The returning master’s delight in these servants is evident. His trust has been well rewarded and they are rewarded, too. These servants gain a greater share both in the master’s work of managing his resources and in his joy at the abundance of growth created.
This sense of expansiveness and generosity is absent from the third servant, who has hidden and hoarded his master’s goods. He has been inactive on his master’s behalf, shunning accountability for what has been given. He even attributes his own meanness of spirit to his master, accusing him of being harsh and exploitative, as an excuse for shrinking back into himself and refusing his master’s commission. The servant has shown that he wants nothing of the invitation to be part of the life of the master’s estate. So the stewardship that he regarded as a liability, not a privilege, is taken away; he no longer belongs in his master’s house.
Jesus tells this story on the brink of his passion, and in the context of his ultimate return at the end of the age. When God comes among his people, through his prophets or in person, he entrusts them with his resources to use for the sake of his kingdom. Like all good stories, Jesus’ parable poses a question for his hearers: how are they using what their heavenly master has given, even in his apparent absence? Have they faithfully offered his word and worked to grow God’s kingdom, or have they sat tight and buried his message in the ground? What will they have to show the master when he returns?

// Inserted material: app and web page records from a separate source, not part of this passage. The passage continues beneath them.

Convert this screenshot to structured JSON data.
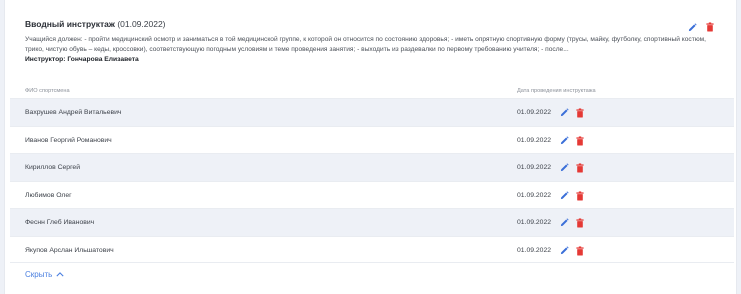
{
  "briefing": {
    "title": "Вводный инструктаж",
    "date": "(01.09.2022)",
    "description": "Учащийся должен: - пройти медицинский осмотр и заниматься в той медицинской группе, к которой он относится по состоянию здоровья; - иметь опрятную спортивную форму (трусы, майку, футболку, спортивный костюм, трико, чистую обувь – кеды, кроссовки), соответствующую погодным условиям и теме проведения занятия; - выходить из раздевалки по первому требованию учителя; - после...",
    "instructor": "Инструктор: Гончарова Елизавета"
  },
  "table": {
    "headers": {
      "name": "ФИО спортсмена",
      "date": "Дата проведения инструктажа"
    },
    "rows": [
      {
        "name": "Вахрушев Андрей Витальевич",
        "date": "01.09.2022"
      },
      {
        "name": "Иванов Георгий Романович",
        "date": "01.09.2022"
      },
      {
        "name": "Кириллов Сергей",
        "date": "01.09.2022"
      },
      {
        "name": "Любимов Олег",
        "date": "01.09.2022"
      },
      {
        "name": "Феснн Глеб Иванович",
        "date": "01.09.2022"
      },
      {
        "name": "Якупов Арслан Ильшатович",
        "date": "01.09.2022"
      }
    ]
  },
  "footer": {
    "hide_label": "Скрыть"
  },
  "icons": {
    "edit": "pencil-icon",
    "delete": "trash-icon",
    "collapse": "chevron-up-icon"
  },
  "colors": {
    "accent": "#4a7fe0",
    "edit": "#3b6fd8",
    "delete": "#e53935",
    "row_alt": "#eef1f7"
  }
}
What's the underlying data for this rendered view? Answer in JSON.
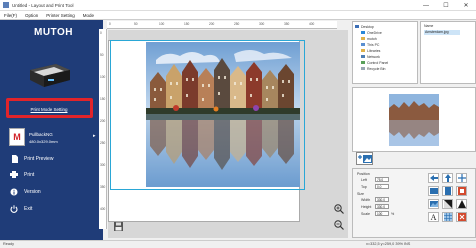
{
  "window": {
    "title": "Untitled - Layout and Print Tool",
    "minimize": "—",
    "maximize": "☐",
    "close": "✕"
  },
  "menu": {
    "items": [
      "File(F)",
      "Option",
      "Printer Setting",
      "Mode"
    ]
  },
  "sidebar": {
    "logo": "MUTOH",
    "print_mode_button": "Print Mode Setting",
    "media_name": "PullbackNG",
    "media_size": "480.0x329.0mm",
    "nav": [
      {
        "label": "Print Preview",
        "icon": "print-preview-icon"
      },
      {
        "label": "Print",
        "icon": "printer-icon"
      },
      {
        "label": "Version",
        "icon": "info-icon"
      },
      {
        "label": "Exit",
        "icon": "power-icon"
      }
    ],
    "colors": {
      "background": "#1f3c78",
      "highlight": "#e2242a"
    }
  },
  "ruler": {
    "top_ticks": [
      "0",
      "50",
      "100",
      "150",
      "200",
      "250",
      "300",
      "350",
      "400"
    ],
    "left_ticks": [
      "0",
      "50",
      "100",
      "150",
      "200",
      "250",
      "300",
      "350",
      "400"
    ]
  },
  "tree": {
    "items": [
      {
        "label": "Desktop",
        "level": 0
      },
      {
        "label": "OneDrive",
        "level": 1
      },
      {
        "label": "mutoh",
        "level": 1
      },
      {
        "label": "This PC",
        "level": 1
      },
      {
        "label": "Libraries",
        "level": 1
      },
      {
        "label": "Network",
        "level": 1
      },
      {
        "label": "Control Panel",
        "level": 1
      },
      {
        "label": "Recycle Bin",
        "level": 1
      }
    ]
  },
  "files": {
    "header": "Name",
    "selected": "Amsterdam.jpg"
  },
  "properties": {
    "position_label": "Position",
    "left_label": "Left",
    "left_value": "75.0",
    "top_label": "Top",
    "top_value": "0.0",
    "size_label": "Size",
    "width_label": "Width",
    "width_value": "330.0",
    "height_label": "Height",
    "height_value": "330.0",
    "scale_label": "Scale",
    "scale_value": "100",
    "unit": "%"
  },
  "status": {
    "left": "Ready",
    "right": "x=332,5 y=259,0    39%    INS"
  }
}
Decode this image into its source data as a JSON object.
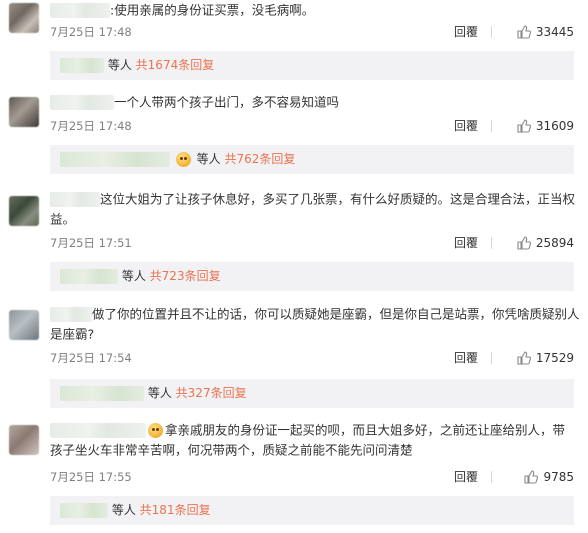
{
  "comments": [
    {
      "lines": [
        ":使用亲属的身份证买票，没毛病啊。"
      ],
      "time": "7月25日 17:48",
      "reply_label": "回覆",
      "likes": "33445",
      "sub": {
        "people_label": "等人",
        "count_label": "共1674条回复"
      }
    },
    {
      "lines": [
        "一个人带两个孩子出门，多不容易知道吗"
      ],
      "time": "7月25日 17:48",
      "reply_label": "回覆",
      "likes": "31609",
      "sub": {
        "people_label": "等人",
        "count_label": "共762条回复"
      }
    },
    {
      "lines": [
        "这位大姐为了让孩子休息好，多买了几张票，有什么好质疑的。这是合理合法，正当权",
        "益。"
      ],
      "time": "7月25日 17:51",
      "reply_label": "回覆",
      "likes": "25894",
      "sub": {
        "people_label": "等人",
        "count_label": "共723条回复"
      }
    },
    {
      "lines": [
        "做了你的位置并且不让的话，你可以质疑她是座霸，但是你自己是站票，你凭啥质疑别人",
        "是座霸?"
      ],
      "time": "7月25日 17:54",
      "reply_label": "回覆",
      "likes": "17529",
      "sub": {
        "people_label": "等人",
        "count_label": "共327条回复"
      }
    },
    {
      "lines": [
        "拿亲戚朋友的身份证一起买的呗，而且大姐多好，之前还让座给别人，带",
        "孩子坐火车非常辛苦啊，何况带两个，质疑之前能不能先问问清楚"
      ],
      "time": "7月25日 17:55",
      "reply_label": "回覆",
      "likes": "9785",
      "sub": {
        "people_label": "等人",
        "count_label": "共181条回复"
      }
    }
  ]
}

As God’s people awaiting Christ’s return, what has the master entrusted to us: material advantages, gifts, skills, time, opportunity? Whatever we have been given, it comes with a call to put the master’s resources to work for his glory and others’ blessing. As you know, we have recently started a youth club for 7-11's - 6 people offering their time and their love and their care for children - and we have seen the need there is with some 35 children already signed up. Jesus parable highlights that not all are given identical talents. What particular ones have you been given that can be used to help grow God’s kingdom as we seek to grow over the coming years?
Living as the master’s stewards involves an active response, putting ourselves out to make a start, perhaps being creative with a new enterprise. It will mean persevering when it seems as though the master has not been around for some time. We will have to come out of our comfort zones and take some risks.
I have asked for the Mission Action Plan response forms to be returned on or before Advent Sunday - please use these to help us discern where the needs are for both the church and the community we are called to serve in God's name.
We do this because God himself has already taken the ultimate risk in unconditionally sending his Son to die for our salvation. How will we share that love unconditionally today?